Italian beauty is something that doesn’t need an explanation, an interpretation. It’s like a Greek statue, it brings you back to the idea of ‘classic’. You contemplate it and it gets straight to your heart. The more you learn other languages, explore new countries and experience different cultures, the more you appreciate your origins and your background, and that’s what is happening to me. Italy is like an attractive woman unaware of how seductive she could be, that’s why Italian people should do their best in order to promote and enhance its heritage.

The set of an ancient tale

It happens sometimes that people who are planning a trip choose their destination among those mentioned in a novel or showed in a movie: places and landscapes where the adventures involving their favourite characters took place. The irresistible temptation for everyone to relive the emotions felt while reading or watching the movie, to see with one’s own eyes the scenarios that stimulated their imagination. So, suppose we could walk in the footsteps of Ulysses, the protagonist of the ultimate journey. Ulysses was the hero of the Homer’s Greek epic poem ‘The Odyssey’, one of the greatest works of classical literature that tells of the return journey of Ulysses to the island of Ithaca from the War of Troy. But what’s the link between a Greek poem and this country? Because in Italy there is a part of the Tyrrenian coast which is also called ‘Riviera di Ulisse‘ and where most of his adventures and misadventures occurred.
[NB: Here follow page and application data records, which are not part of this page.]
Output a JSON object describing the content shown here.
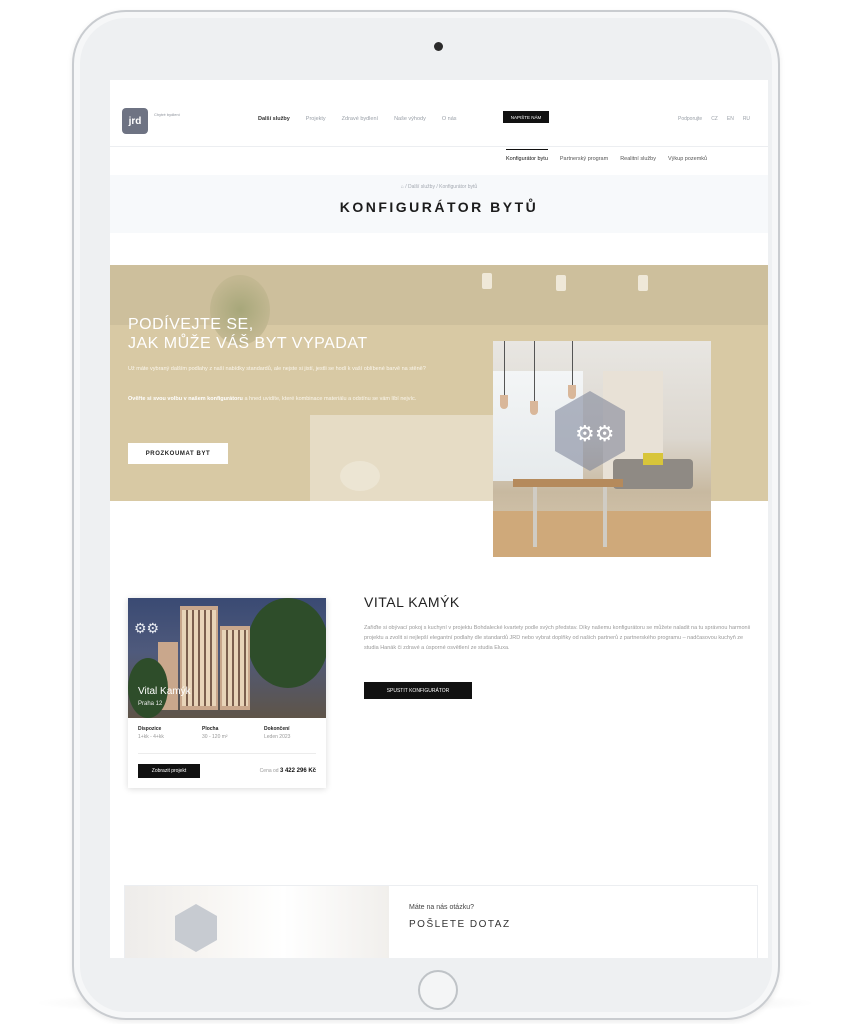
{
  "header": {
    "logo_text": "jrd",
    "logo_sub": "Chytré bydlení",
    "nav": [
      "Další služby",
      "Projekty",
      "Zdravé bydlení",
      "Naše výhody",
      "O nás"
    ],
    "cta": "NAPIŠTE NÁM",
    "langs": [
      "Podporujte",
      "CZ",
      "EN",
      "RU"
    ]
  },
  "subnav": [
    "Konfigurátor bytu",
    "Partnerský program",
    "Realitní služby",
    "Výkup pozemků"
  ],
  "breadcrumb": "⌂ / Další služby / Konfigurátor bytů",
  "page_title": "KONFIGURÁTOR BYTŮ",
  "hero": {
    "heading_line1": "PODÍVEJTE SE,",
    "heading_line2": "JAK MŮŽE VÁŠ BYT VYPADAT",
    "text1": "Už máte vybraný dalším podlahy z naší nabídky standardů, ale nejste si jistí, jestli se hodí k vaší oblíbené barvě na stěně?",
    "text2_bold": "Ověřte si svou volbu v našem konfigurátoru",
    "text2_rest": " a hned uvidíte, které kombinace materiálu a odstínu se vám líbí nejvíc.",
    "button": "PROZKOUMAT BYT"
  },
  "project": {
    "name": "Vital Kamýk",
    "location": "Praha 12",
    "specs": [
      {
        "label": "Dispozice",
        "value": "1+kk - 4+kk"
      },
      {
        "label": "Plocha",
        "value": "30 - 120 m²"
      },
      {
        "label": "Dokončení",
        "value": "Leden 2023"
      }
    ],
    "show_button": "Zobrazit projekt",
    "price_label": "Cena od",
    "price": "3 422 296 Kč",
    "title": "VITAL KAMÝK",
    "description": "Zařiďte si obývací pokoj s kuchyní v projektu Bohdalecké kvartety podle svých představ. Díky našemu konfigurátoru se můžete naladit na tu správnou harmonii projektu a zvolit si nejlepší elegantní podlahy dle standardů JRD nebo vybrat doplňky od našich partnerů z partnerského programu – nadčasovou kuchyň ze studia Hanák či zdravé a úsporné osvětlení ze studia Eluxa.",
    "config_button": "SPUSTIT KONFIGURÁTOR"
  },
  "bottom": {
    "question": "Máte na nás otázku?",
    "cta": "POŠLETE DOTAZ"
  }
}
Gruppo di Polifemo, Archaeological museum of Sperlonga

An enchanting journey of self-discovery

This area, about 110 km long in the region of Lazio, is full of mythology: in the Gulf of Gaeta he met the hostile Lestrigons, a barbarous race who were cannibals and who devoured fix of Ulysses’ companions, in Terracina he lost and buried his friend Elpènore and on the Circeo island he spent a long period with Circe, a sorceress who had the power to turn men into swines.

But what you can’t absolutely miss is Sperlonga, where, during the ‘50s, a large quantity of marble fragments dating from 180 A.C. were discovered. They were part of the Villa di Tiberio, residence of the Roman emperor and they made up an extraordinary sculpture group showing scenes from Odyssey.

I could also talk about the stunning landscape where these findings are placed, the breathtaking view of the sea and the mountains framing the cities I have mentioned, but it would be reductive. I think it’s more important to focus on the distinctive features, on the identity of this part of Italy, on the magic hidden in the various regions. The Odyssey, therefore, is a maritime epic which has to do with human curiosity, courage, the desire to go beyond the limits and to find ourselves.

Sperlonga, Villa di Tiberio

A journey that never ends

The evocative power of this poem is mentioned by the amazing French writer Marguerite Yourcenar in her novel ‘Mémoires d’Hadrien‘, in which the protagonist says: ‘That traveler was at the same time the master, free at the same time to see and reform, free to create.

It was my fate… And I realized how advantageous it is to be a new, lonely man, almost free from marriage bonds, without children, almost without ancestors, a Ulysses without a Ithaca that the inner one… I’ve never had the feeling of belonging completely to one place, not even to my beloved Athens, not even in Rome. Stranger everywhere, I did not feel particularly isolated anywhere’.